Trump administration officials and congressional Republican leaders are promising a new framework in two weeks for legislation that would overhaul the U.S. tax code — though they’ve shied away from releasing any details about how the changes would affect individuals or corporations.
Time is growing short for legislative action on taxes in 2017, and the promise of a framework during the week of Sept. 25 — a document that House Ways and Means Chairman Kevin Brady described as the “core elements of tax reform” — comes as President Donald Trump is focusing on trying to attract Democrats’ support.
Three Democratic senators joined the president for a White House dinner Tuesday aimed at winning their support on a tax bill. Trump has another meeting scheduled Wednesday afternoon with a bipartisan group of moderate House members, the Problem Solvers. And he’s invited the Democratic leaders of the House and Senate, Nancy Pelosi and Chuck Schumer, to dine with him at the White House on Wednesday, according to two people familiar with the matter.
While such details as the corporate tax rate and the tax brackets that would apply to individuals remain secret, Sen. Joe Manchin, a West Virginia Democrat who dined with Trump Tuesday, said during a Bloomberg Television interview that the president is pitching tax relief for the middle class, not “a tax cut for the rich.”

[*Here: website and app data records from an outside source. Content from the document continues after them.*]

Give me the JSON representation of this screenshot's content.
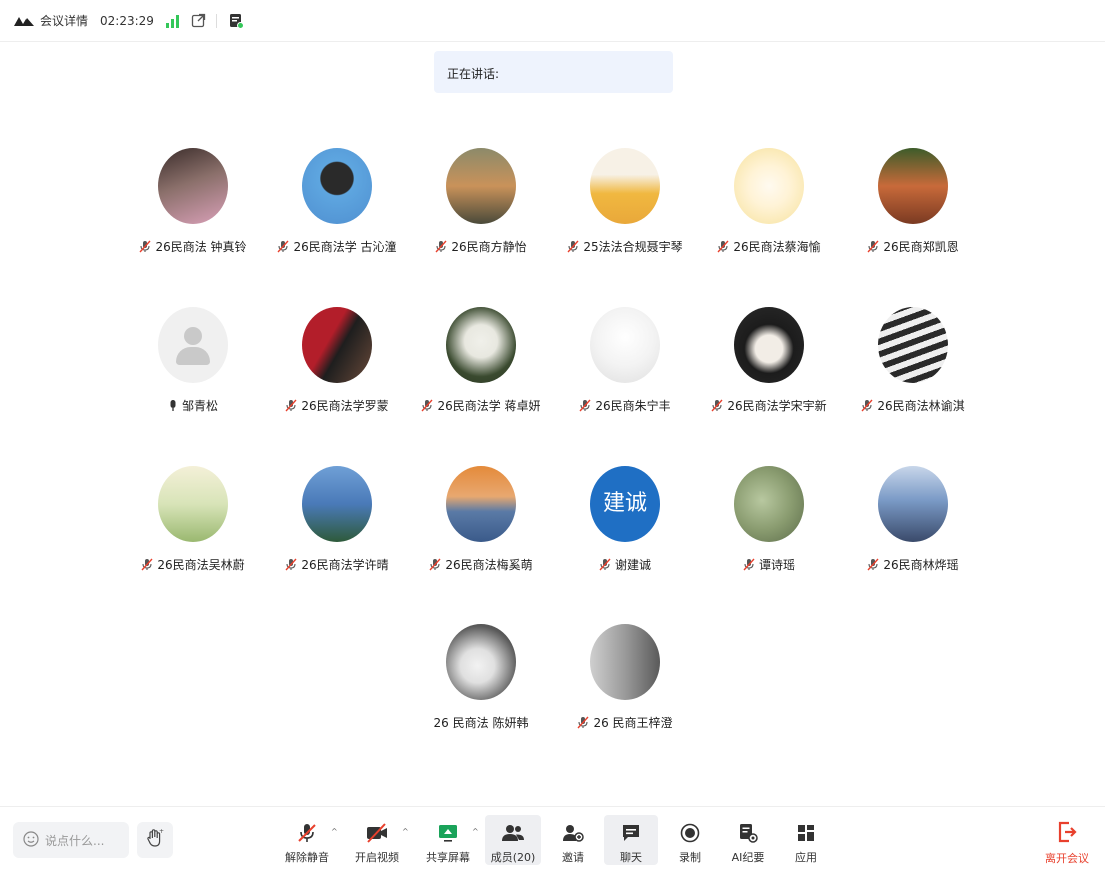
{
  "topbar": {
    "title": "会议详情",
    "elapsed_time": "02:23:29"
  },
  "speaking": {
    "label": "正在讲话:"
  },
  "participants": [
    {
      "name": "26民商法 钟真铃",
      "muted": true,
      "avatar_color": "#8a6f6a"
    },
    {
      "name": "26民商法学 古沁潼",
      "muted": true,
      "avatar_color": "#4f8fd0"
    },
    {
      "name": "26民商方静怡",
      "muted": true,
      "avatar_color": "#6a6a52"
    },
    {
      "name": "25法法合规聂宇琴",
      "muted": true,
      "avatar_color": "#e6b54a"
    },
    {
      "name": "26民商法蔡海愉",
      "muted": true,
      "avatar_color": "#f5e3a8"
    },
    {
      "name": "26民商郑凯恩",
      "muted": true,
      "avatar_color": "#a0522d"
    },
    {
      "name": "邹青松",
      "muted": false,
      "avatar_color": "#f0f0f0"
    },
    {
      "name": "26民商法学罗蒙",
      "muted": true,
      "avatar_color": "#8c1c24"
    },
    {
      "name": "26民商法学 蒋卓妍",
      "muted": true,
      "avatar_color": "#4d5a3f"
    },
    {
      "name": "26民商朱宁丰",
      "muted": true,
      "avatar_color": "#e9e9e9"
    },
    {
      "name": "26民商法学宋宇新",
      "muted": true,
      "avatar_color": "#2b2b2b"
    },
    {
      "name": "26民商法林谕淇",
      "muted": true,
      "avatar_color": "#5c4a3f"
    },
    {
      "name": "26民商法吴林蔚",
      "muted": true,
      "avatar_color": "#c9d8a8"
    },
    {
      "name": "26民商法学许晴",
      "muted": true,
      "avatar_color": "#3d6ea8"
    },
    {
      "name": "26民商法梅奚萌",
      "muted": true,
      "avatar_color": "#d98c4a"
    },
    {
      "name": "谢建诚",
      "muted": true,
      "avatar_color": "#1f6fc4",
      "avatar_text": "建诚"
    },
    {
      "name": "谭诗瑶",
      "muted": true,
      "avatar_color": "#7d8e67"
    },
    {
      "name": "26民商林烨瑶",
      "muted": true,
      "avatar_color": "#4a6fa0"
    },
    {
      "name": "26 民商法 陈妍韩",
      "muted": false,
      "avatar_color": "#6f6f6f"
    },
    {
      "name": "26 民商王梓澄",
      "muted": true,
      "avatar_color": "#8a8a8a"
    }
  ],
  "chat": {
    "placeholder": "说点什么..."
  },
  "toolbar": {
    "unmute": "解除静音",
    "start_video": "开启视频",
    "share_screen": "共享屏幕",
    "members": "成员(20)",
    "invite": "邀请",
    "chat": "聊天",
    "record": "录制",
    "ai_summary": "AI纪要",
    "apps": "应用",
    "leave": "离开会议"
  },
  "colors": {
    "leave": "#e8402d",
    "signal": "#34c759",
    "speaking_bg": "#eef3fd",
    "muted_mic": "#e8402d"
  }
}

Still, even amid the president’s bipartisan approach, lawmakers are laying the groundwork for getting legislation through the Senate without Democratic support.
During a closed-door meeting Wednesday, Brady thanked House Republicans for their hard work on a tax overhaul and emphasized that it’s more important than ever for the GOP to deliver on its tax promises, according to a person familiar with the meeting who asked not to be named. Brady, a Texas Republican, told members that following the framework’s release this month, the focus will turn to the House and Senate completing the budget process by mid-October, the person said. Brady added that the budget is necessary for a tax revamp.
House Budget Chairwoman Diane Black of Tennessee said Wednesday it’s unlikely that the budget resolution will reach the House floor this month.
Republicans have to agree on a 2018 budget resolution — a necessary step to unlock the procedural maneuver they intend to use to pass the tax plan with 50 votes in the Senate while avoiding any Democratic filibuster. The party controls only 52 of the chamber’s 100 votes.
Members of the conservative House Freedom Caucus have said they won’t vote to pass a budget out of the House until they get more details on tax changes.
Black said the outline coming from the so-called Big Six — the administration and congressional leaders who are shaping the tax framework — should help to assuage those members’ concerns.
If Congress follows Brady’s schedule and adopts a budget resolution by the middle of October, there will be 28 legislative days left on the House calendar in 2017. And Congress must act by Dec. 8 to fund the government or face a shutdown, which could distract from the tax debate.
During a press conference last week, Brady, a member of the Big Six, wouldn’t confirm whether any specific decisions had been made and declined to offer a timetable for releasing details or marking up legislation.
The other members of the Big Six are House Speaker Paul Ryan of Wisconsin, Senate Majority Leader Mitch McConnell of Kentucky, Senate Finance Chairman Orrin Hatch of Utah, Treasury Secretary Steven Mnuchin and National Economic Council Director Gary Cohn.
Ryan said the outline that’s coming this month would reflect agreement among the tax-writing committees in the House and Senate, and the administration. Subsequently, the committees will take feedback and write the bills in the weeks ahead.
“This is really the consensus of the tax writers themselves so that we’re working from the same page,” Ryan said during a press conference Wednesday. “The tax writers are going to take it from there on the details.”
Hatch was less committal on the content and timing of any new tax framework. “It looks to me like there will be” a document released during the week of Sept. 25 that provides new details on the Republican tax plan, he told reporters on Wednesday. “But I’m not totally confident about that.”
Ryan also said he would love to have the Democrats working with the GOP “but we’re going to do it no matter what.”